# TASK ITEM
Lines below that hold the word "share" must be copied in full.

(Entries from a dataset of interfaces)
>>>

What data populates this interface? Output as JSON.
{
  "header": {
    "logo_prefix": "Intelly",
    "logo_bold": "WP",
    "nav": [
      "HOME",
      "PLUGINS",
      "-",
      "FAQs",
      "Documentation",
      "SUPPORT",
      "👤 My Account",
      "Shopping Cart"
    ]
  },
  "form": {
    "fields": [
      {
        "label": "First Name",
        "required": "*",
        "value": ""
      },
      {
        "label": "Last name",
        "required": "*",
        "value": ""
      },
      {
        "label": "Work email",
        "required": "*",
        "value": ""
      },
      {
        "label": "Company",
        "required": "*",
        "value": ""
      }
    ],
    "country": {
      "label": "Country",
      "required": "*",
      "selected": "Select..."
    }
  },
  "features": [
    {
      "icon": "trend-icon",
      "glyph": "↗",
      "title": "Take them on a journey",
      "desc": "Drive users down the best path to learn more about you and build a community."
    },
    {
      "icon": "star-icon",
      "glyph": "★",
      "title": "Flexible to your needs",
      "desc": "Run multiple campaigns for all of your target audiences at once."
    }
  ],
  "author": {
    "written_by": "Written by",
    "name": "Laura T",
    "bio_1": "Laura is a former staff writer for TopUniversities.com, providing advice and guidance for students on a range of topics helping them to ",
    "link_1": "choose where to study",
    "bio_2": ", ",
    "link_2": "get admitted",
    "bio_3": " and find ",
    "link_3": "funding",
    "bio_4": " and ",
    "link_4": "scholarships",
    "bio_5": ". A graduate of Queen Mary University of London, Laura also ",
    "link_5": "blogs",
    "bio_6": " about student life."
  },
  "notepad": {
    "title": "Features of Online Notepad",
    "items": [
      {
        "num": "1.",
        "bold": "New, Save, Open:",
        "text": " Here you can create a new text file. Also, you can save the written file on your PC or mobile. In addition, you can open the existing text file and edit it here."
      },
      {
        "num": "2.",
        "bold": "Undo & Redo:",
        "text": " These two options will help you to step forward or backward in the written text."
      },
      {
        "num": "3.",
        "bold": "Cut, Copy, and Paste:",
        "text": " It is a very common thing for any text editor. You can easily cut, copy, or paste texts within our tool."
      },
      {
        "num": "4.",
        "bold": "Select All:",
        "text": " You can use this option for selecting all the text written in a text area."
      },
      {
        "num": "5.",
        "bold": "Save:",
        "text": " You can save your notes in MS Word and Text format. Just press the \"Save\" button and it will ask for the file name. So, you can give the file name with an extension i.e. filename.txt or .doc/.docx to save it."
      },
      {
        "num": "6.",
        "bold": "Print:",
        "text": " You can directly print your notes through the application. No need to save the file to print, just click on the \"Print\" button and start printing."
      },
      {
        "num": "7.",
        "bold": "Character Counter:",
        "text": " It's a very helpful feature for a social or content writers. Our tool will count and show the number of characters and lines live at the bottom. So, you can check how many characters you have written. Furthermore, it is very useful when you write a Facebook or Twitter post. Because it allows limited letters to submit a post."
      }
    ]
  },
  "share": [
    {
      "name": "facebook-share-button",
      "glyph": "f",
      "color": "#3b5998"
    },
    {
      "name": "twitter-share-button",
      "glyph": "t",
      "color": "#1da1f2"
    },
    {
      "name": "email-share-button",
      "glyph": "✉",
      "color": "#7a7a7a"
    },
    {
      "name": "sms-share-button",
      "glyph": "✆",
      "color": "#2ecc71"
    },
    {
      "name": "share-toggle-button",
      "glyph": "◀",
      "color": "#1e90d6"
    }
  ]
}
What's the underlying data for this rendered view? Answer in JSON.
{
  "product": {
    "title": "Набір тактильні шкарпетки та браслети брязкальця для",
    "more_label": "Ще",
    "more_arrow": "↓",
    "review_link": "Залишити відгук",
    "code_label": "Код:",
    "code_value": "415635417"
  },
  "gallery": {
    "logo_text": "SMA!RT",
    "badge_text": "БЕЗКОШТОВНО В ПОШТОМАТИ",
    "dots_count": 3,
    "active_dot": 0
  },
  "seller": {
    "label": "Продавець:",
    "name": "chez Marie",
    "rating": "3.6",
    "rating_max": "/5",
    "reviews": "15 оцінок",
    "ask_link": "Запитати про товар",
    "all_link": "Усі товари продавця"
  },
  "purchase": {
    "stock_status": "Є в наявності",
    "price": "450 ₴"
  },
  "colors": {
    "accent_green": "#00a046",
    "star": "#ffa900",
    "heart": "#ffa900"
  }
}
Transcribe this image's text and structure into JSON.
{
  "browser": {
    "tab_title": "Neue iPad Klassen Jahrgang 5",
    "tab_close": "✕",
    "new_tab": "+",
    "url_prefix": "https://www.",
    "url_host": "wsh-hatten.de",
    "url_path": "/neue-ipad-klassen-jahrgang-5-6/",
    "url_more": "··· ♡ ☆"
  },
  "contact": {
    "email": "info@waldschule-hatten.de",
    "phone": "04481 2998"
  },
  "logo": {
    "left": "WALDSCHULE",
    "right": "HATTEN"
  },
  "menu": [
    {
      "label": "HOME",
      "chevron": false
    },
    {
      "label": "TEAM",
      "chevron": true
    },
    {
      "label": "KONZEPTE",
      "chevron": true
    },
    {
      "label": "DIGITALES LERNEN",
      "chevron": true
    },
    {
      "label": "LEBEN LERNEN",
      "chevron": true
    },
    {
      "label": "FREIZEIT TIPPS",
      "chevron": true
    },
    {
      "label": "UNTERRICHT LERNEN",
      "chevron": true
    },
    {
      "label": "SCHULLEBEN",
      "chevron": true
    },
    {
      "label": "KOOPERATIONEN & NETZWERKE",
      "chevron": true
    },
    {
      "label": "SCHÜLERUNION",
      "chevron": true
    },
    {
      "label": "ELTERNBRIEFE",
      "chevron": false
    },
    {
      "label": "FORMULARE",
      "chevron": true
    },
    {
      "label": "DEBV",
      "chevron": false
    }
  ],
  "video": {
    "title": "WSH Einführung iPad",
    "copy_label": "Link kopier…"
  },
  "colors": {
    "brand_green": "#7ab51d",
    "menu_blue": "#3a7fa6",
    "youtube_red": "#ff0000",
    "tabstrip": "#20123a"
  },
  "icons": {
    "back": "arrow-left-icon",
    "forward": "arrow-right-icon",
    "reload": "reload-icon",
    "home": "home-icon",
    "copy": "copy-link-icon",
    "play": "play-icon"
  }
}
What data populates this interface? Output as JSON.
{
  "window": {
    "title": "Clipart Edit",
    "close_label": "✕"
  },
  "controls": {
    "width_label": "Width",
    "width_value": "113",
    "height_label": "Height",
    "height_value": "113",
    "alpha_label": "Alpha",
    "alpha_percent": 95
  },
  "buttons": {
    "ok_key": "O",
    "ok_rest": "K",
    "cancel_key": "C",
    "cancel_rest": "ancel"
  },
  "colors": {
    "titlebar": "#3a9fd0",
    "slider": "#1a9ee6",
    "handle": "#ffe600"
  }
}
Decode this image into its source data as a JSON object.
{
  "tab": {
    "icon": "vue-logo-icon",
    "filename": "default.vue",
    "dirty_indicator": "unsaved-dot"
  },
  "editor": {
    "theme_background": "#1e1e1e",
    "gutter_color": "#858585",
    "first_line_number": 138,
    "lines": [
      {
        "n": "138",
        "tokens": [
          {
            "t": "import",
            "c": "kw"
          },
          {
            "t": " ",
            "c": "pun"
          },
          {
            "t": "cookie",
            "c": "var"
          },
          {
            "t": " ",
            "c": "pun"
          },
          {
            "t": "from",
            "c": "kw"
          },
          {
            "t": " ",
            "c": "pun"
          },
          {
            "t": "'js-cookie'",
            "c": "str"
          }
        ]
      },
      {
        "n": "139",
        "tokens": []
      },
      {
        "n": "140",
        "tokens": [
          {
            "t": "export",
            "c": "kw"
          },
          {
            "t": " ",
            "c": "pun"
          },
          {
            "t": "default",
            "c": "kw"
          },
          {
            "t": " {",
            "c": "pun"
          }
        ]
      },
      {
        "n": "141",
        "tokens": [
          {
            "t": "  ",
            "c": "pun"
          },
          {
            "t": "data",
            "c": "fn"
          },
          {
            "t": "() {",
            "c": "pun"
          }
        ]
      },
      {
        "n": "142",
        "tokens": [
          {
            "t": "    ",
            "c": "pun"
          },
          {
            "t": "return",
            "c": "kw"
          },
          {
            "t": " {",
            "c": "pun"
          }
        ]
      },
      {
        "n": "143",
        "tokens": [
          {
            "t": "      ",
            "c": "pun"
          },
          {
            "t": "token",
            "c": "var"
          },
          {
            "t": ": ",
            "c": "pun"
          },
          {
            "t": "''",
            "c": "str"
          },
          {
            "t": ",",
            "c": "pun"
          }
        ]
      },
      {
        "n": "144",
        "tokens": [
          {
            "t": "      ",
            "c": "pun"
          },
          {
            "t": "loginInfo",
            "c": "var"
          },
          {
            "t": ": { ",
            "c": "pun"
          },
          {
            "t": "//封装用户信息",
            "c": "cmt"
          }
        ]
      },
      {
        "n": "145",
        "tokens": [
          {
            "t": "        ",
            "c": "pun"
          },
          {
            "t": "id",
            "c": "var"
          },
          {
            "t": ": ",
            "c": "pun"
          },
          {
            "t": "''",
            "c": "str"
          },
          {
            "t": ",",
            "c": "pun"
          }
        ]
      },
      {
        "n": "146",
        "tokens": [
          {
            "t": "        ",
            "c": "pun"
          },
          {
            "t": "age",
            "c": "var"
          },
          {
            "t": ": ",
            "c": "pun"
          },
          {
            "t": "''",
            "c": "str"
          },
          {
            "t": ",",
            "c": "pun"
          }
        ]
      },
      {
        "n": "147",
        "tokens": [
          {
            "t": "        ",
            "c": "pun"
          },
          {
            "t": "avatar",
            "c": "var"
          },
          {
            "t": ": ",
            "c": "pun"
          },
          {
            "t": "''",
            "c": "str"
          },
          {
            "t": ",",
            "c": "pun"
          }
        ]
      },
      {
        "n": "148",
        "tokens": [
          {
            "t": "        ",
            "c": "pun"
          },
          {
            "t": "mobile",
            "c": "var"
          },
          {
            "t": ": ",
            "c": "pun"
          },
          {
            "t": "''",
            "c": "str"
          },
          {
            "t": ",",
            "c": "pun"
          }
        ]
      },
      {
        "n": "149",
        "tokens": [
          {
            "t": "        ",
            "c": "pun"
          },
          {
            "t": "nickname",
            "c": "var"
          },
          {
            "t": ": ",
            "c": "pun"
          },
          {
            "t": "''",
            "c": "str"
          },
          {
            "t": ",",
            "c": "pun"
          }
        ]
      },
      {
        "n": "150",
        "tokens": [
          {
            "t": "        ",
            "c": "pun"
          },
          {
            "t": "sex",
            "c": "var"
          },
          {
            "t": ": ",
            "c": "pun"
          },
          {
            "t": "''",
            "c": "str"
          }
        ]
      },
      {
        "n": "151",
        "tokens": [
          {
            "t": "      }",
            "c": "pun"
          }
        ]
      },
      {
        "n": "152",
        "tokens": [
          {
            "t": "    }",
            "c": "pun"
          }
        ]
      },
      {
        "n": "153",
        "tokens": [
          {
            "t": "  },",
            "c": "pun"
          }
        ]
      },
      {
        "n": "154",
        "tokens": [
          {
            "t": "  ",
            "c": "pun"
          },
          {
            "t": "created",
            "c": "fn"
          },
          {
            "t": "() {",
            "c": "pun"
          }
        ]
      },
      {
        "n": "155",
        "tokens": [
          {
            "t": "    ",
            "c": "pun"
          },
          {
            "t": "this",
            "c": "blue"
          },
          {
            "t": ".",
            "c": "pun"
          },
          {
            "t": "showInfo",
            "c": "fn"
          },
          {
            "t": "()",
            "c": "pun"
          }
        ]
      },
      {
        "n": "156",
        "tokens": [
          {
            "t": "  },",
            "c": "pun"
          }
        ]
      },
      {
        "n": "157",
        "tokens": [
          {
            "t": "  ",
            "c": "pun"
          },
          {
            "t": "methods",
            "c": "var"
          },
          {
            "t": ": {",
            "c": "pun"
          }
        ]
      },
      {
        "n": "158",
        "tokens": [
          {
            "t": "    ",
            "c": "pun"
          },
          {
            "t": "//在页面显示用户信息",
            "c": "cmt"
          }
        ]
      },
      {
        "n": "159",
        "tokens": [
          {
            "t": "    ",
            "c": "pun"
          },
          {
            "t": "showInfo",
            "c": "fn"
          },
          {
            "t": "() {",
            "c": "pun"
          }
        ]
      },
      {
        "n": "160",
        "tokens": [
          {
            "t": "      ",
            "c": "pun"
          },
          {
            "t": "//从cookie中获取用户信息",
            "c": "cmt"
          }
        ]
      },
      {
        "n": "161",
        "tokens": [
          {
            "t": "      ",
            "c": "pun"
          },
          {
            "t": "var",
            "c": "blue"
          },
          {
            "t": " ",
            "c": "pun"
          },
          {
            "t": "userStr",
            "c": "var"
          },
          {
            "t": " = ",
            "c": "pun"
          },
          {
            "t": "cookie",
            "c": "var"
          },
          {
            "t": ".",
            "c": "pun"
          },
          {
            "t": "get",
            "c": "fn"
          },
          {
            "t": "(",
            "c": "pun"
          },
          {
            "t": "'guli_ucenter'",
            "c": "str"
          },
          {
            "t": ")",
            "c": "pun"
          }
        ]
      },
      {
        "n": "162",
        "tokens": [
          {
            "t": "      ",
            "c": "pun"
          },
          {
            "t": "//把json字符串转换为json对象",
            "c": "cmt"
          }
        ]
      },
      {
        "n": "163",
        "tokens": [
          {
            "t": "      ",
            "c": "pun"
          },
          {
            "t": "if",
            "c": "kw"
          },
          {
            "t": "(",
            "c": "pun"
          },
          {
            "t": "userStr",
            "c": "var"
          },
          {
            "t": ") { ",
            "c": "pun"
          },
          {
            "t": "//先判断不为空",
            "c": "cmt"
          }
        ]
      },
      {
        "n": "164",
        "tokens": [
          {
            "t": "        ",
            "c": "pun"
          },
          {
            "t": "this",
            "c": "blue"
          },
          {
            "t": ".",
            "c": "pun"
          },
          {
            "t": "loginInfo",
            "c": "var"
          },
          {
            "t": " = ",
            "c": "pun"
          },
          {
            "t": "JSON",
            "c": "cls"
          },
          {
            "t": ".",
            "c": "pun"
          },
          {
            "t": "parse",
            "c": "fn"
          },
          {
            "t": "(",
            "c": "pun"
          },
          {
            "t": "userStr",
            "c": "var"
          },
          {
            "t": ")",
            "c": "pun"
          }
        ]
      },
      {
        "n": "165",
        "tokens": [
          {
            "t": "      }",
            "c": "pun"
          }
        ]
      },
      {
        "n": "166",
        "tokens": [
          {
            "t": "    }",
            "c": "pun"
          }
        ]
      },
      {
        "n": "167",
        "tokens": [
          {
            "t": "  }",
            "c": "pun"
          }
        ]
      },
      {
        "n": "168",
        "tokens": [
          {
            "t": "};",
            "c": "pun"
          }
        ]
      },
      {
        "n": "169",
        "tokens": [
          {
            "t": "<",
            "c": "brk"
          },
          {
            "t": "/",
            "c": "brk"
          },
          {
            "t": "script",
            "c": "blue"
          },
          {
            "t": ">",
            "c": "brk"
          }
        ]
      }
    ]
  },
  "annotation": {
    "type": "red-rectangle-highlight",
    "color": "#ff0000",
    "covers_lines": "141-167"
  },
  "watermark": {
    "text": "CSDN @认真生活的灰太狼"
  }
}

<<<

# TASK OUTPUT
  "share": [
      "name": "facebook-share-button",
      "name": "twitter-share-button",
      "name": "email-share-button",
      "name": "sms-share-button",
      "name": "share-toggle-button",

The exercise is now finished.